The praise team has sung spirituals, and the pastor is wrapping up his lesson. As the Rev. Steve Warman builds toward the climax of his message, he refers to "the word of God" and holds up the text to which he is referring.
But that's no Bible in his hand: It's an iPad.
During Bible study, several people read e-pads and a few look up verses on their smartphones, while others flip through the pages of a bound book.
Not too long ago, the sight of someone using an electronic device during a worship service might lead an observer to assume that person was not fully engaged. But not anymore.
Reading the Bible used to mean reading a book — but increasingly, people are getting the Word on smartphones, iPads and other electronic devices.
So then, what will happen to the printed Bible? The last word has not been written on that, but experts speculate that its unchallenged reign is over.
"The Bible is sort of the flagship of the printed book culture," said Timothy Beal, author of "The Rise and Fall of the Bible" (Mariner). "The printed word is losing its place as the dominant medium for reading."

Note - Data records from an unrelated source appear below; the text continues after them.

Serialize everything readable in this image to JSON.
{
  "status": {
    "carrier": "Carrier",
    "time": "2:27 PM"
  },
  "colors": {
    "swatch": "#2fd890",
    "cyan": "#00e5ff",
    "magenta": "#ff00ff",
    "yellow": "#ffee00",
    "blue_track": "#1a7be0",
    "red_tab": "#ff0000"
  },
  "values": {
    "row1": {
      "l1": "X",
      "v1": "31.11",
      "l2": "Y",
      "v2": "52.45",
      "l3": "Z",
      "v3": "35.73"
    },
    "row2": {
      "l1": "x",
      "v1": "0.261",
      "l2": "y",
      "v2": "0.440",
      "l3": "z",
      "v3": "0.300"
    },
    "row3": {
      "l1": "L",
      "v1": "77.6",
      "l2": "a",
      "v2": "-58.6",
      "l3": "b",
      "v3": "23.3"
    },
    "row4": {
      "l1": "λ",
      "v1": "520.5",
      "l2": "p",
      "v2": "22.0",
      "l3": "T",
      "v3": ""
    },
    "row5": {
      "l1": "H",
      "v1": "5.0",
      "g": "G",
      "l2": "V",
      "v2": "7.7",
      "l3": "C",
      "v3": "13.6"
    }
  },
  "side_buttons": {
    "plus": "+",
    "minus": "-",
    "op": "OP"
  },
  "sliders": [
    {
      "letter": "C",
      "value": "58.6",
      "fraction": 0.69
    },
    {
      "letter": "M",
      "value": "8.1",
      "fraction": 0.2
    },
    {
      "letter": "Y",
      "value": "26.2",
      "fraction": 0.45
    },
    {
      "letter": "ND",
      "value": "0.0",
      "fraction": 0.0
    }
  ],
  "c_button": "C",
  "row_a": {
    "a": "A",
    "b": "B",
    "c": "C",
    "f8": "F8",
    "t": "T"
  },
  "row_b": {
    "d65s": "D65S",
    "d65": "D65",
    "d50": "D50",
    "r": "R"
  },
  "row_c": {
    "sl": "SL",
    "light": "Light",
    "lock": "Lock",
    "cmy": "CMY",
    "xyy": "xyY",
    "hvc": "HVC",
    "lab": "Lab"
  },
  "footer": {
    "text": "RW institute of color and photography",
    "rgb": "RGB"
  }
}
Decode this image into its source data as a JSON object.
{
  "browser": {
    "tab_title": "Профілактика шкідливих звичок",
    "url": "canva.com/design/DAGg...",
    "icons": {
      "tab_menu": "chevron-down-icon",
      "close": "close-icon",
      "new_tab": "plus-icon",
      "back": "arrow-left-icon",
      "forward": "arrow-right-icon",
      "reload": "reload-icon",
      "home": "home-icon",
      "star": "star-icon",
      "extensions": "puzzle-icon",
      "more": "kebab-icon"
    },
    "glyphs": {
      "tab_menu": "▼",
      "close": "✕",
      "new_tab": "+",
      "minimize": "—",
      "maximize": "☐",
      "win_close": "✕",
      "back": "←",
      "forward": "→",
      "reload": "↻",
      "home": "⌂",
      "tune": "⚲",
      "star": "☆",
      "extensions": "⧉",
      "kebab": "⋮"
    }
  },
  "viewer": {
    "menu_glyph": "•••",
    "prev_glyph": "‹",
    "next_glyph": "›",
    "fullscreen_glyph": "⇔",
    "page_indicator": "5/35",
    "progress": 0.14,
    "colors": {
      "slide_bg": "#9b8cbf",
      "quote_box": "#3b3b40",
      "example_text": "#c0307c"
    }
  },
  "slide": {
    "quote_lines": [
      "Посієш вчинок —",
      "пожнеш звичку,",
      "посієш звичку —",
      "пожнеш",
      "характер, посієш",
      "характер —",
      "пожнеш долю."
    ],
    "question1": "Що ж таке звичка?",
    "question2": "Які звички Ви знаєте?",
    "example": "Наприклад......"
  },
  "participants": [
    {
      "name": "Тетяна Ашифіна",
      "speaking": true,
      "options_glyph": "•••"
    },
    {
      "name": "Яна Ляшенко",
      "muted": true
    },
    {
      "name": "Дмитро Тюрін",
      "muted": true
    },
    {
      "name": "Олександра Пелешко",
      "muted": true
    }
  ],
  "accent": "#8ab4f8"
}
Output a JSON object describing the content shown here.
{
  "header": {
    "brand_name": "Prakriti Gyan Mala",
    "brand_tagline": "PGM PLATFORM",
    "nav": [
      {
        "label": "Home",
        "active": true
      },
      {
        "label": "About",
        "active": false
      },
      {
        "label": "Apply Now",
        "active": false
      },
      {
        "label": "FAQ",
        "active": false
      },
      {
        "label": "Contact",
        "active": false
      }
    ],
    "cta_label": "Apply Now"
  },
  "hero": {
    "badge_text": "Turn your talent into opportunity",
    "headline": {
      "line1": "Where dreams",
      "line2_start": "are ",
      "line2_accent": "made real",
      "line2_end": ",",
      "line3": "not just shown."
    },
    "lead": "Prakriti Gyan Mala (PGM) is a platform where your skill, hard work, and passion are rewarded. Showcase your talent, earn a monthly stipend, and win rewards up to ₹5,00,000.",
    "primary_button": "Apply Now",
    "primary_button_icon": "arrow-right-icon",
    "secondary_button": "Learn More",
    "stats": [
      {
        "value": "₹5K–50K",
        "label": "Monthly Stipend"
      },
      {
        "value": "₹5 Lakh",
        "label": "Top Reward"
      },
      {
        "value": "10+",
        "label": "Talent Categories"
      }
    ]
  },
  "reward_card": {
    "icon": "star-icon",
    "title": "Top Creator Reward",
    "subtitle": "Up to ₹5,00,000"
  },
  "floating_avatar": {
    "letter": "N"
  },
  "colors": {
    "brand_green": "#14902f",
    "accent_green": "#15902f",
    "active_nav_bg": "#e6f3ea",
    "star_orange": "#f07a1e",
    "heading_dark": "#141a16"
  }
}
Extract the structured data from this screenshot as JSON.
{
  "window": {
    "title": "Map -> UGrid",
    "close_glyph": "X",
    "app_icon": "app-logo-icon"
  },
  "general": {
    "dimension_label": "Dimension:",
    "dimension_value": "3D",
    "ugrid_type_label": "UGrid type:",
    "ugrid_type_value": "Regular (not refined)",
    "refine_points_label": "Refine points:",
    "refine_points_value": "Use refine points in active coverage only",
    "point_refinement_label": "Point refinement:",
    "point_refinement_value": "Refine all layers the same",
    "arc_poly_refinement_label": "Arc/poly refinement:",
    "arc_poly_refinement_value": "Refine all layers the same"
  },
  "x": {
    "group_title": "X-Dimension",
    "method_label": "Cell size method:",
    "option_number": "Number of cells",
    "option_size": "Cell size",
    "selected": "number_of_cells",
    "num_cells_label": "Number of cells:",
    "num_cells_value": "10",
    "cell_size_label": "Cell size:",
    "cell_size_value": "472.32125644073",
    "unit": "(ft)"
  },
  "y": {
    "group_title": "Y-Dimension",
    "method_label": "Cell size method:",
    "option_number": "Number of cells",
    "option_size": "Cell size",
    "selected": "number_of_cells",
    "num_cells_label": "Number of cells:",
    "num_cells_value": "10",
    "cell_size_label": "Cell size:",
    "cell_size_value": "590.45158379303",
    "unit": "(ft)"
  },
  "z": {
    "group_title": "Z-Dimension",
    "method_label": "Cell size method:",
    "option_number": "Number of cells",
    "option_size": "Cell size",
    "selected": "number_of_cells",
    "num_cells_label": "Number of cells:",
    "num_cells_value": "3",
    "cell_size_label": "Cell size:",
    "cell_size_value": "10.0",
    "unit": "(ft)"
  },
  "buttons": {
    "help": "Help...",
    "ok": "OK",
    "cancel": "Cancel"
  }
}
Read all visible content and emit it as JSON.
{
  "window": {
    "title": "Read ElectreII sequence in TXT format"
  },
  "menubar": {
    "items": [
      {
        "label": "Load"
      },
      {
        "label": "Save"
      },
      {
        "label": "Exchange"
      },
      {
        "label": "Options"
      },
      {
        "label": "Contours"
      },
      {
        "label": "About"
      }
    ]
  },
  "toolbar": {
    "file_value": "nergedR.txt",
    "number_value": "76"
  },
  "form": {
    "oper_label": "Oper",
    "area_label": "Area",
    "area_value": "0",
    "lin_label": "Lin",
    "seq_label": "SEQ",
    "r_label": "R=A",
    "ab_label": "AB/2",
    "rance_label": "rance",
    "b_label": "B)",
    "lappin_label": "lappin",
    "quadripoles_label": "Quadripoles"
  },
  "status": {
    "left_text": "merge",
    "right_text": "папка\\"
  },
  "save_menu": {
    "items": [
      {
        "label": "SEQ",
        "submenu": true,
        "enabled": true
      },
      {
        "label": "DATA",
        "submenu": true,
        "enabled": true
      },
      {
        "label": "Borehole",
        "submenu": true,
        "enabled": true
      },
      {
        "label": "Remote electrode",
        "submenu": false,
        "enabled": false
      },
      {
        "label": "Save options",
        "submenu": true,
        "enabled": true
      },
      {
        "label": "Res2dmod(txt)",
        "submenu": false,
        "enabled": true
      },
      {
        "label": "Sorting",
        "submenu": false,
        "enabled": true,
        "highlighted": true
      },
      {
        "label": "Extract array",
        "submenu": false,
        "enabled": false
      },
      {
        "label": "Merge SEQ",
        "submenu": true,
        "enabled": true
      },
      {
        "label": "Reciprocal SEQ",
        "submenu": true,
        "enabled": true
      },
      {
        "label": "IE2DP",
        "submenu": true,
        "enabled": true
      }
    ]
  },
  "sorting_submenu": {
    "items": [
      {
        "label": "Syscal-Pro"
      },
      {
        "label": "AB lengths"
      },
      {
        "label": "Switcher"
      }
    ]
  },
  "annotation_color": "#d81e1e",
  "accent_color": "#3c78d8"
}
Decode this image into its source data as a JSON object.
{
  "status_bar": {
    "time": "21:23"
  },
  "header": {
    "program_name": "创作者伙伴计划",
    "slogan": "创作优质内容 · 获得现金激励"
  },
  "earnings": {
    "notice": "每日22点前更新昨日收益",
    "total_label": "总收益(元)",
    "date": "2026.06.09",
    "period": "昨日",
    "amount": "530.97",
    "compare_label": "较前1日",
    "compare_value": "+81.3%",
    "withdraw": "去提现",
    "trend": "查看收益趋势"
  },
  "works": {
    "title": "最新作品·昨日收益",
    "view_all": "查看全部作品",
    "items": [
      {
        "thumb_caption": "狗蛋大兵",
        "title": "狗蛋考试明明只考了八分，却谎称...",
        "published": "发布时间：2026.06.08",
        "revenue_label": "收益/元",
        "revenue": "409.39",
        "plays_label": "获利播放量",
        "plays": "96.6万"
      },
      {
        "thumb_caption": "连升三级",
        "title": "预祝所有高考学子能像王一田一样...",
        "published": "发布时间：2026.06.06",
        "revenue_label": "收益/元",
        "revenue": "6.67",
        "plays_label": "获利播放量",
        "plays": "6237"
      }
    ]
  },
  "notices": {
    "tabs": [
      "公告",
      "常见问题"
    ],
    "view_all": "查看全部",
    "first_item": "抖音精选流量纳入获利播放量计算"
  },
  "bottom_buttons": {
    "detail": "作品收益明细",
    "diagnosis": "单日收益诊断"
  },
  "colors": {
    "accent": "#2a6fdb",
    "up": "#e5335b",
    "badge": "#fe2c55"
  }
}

He pointed to the traditional family Bible — once commonplace in many homes — as evidence of the decline in printed Bibles.
"Most families don't have them anymore," Beal said. "The family Bible as we know it is already a thing of the past in most families. What was once a perfect product during its time has become kind of an artifact."
Hardcover Bibles are no longer always found in hotel rooms worldwide, either. Last month, a hotel in Newcastle, England, replaced the hardcover Bibles in all 148 guest rooms with Amazon Kindles, preloaded with Bibles. It's exploring doing the same in all 44 hotels the InterContinental Hotels Group owns worldwide.
Another hotel — the Damson Dene, in England's Lake District — replaced Bibles on nightstands with the popular novel "Fifty Shades of Grey."
The Rev. Michael Nabors, pastor of New Calvary Baptist Church in Detroit, has at least 20 hardcover Bibles in the office of his eastside church. He recently began using an iPad during Bible study, but sticks to a hardcover version in the pulpit. He doesn't think many of his older members would appreciate him using his iPad.
"What if he's up there preaching and the battery dies or something like that?" posed Isabella Howard, 62, of Detroit, a longtime member. "I hope he has a real Bible next to him, so he can look up what he needs to look up."
Howard said she wouldn't trade her hardbound Bible for any e-version.
"I feel closer to God with this," she said referring to her Bible. "I don't have to plug up anything. All I have to do is open it up and read it."
For others, there are more liturgical reasons to shun e-Bibles during worship.
For example, a representative of the Catholic Archdiocese of Detroit said it would be impractical for a priest to use an e-reader during mass because the Holy Book is held high, carried down the aisle and placed for display on the altar as part of the opening of the service.
For some occasions, the book is perfumed with incense. (Although the book is viewed as a Bible by many Catholics, it is actually called the Book of Gospels.)
"It would be really strange to process an iPad down the aisle and place it on the altar," said Dan McAfee, director of Christian Worship for the archdiocese. "E-Bibles are great for personal study, but they can't be used for liturgical books. The Bible is a sacred book — a one of a kind — not just a file among many files in an iPad."
Bible publishers guard sales figures closely, but America's largest Bible publisher, Grand Rapids-based Zondervan, said sales have been good and growing. The company produces electronic Bible versions, too.
"Today, every time we release a print volume, we release a digital version," said Chip Brown, a senior vice president and publisher.
Zondervan offers about 800 different Bibles for adults and children. Additionally, it offers approximately 80 e-Bibles, according to Zondervan spokeswoman Tara Powers.
During the last 12 months, sales of digital Bible products increased four times over the previous 12 months, Powers said.
Brown said e-Bibles are not a threat to the printed volumes.
"Just as TV came along and didn't' kill film or radio, I don't see digital versions killing the bound volumes," he said. "This is just a different way people are engaging (with) the Bible."
In a sense, e-formats have made the Bible more accessible to more people, Brown said.
"Today, there are two things you don't leave home without," he said. "One is your car keys. And now, no one leaves home without a phone or some kind of digital device. So we will quickly get to the point where everybody has their Bible with them at all times."
Some e-versions of the Bible offer opportunities to explore the book in ways printed versions cannot. For example, many e-versions have maps that pop up to show the area written about; some allow readers to compare translations side-by-side, and some offer audio and video renderings of Scripture.
Warman, pastor at Apostolic Church for 18 years, said he began using an iPad in the pulpit about two years ago for practical reasons. His sermons and lessons are written on his iPad. He contends e-devices do not distract from the message.
"My wife and I have been married 20 years," Warman said. "She might enjoy a card that says, 'I love you.' She would also enjoy a text, an e-mail or a phone call. The message is the same no matter how it is delivered.
"The Bible is really God saying, 'I love you,'" he added. "However it comes, we get the message."
— By Cassandra Spratling, Detroit Free Press (MCT)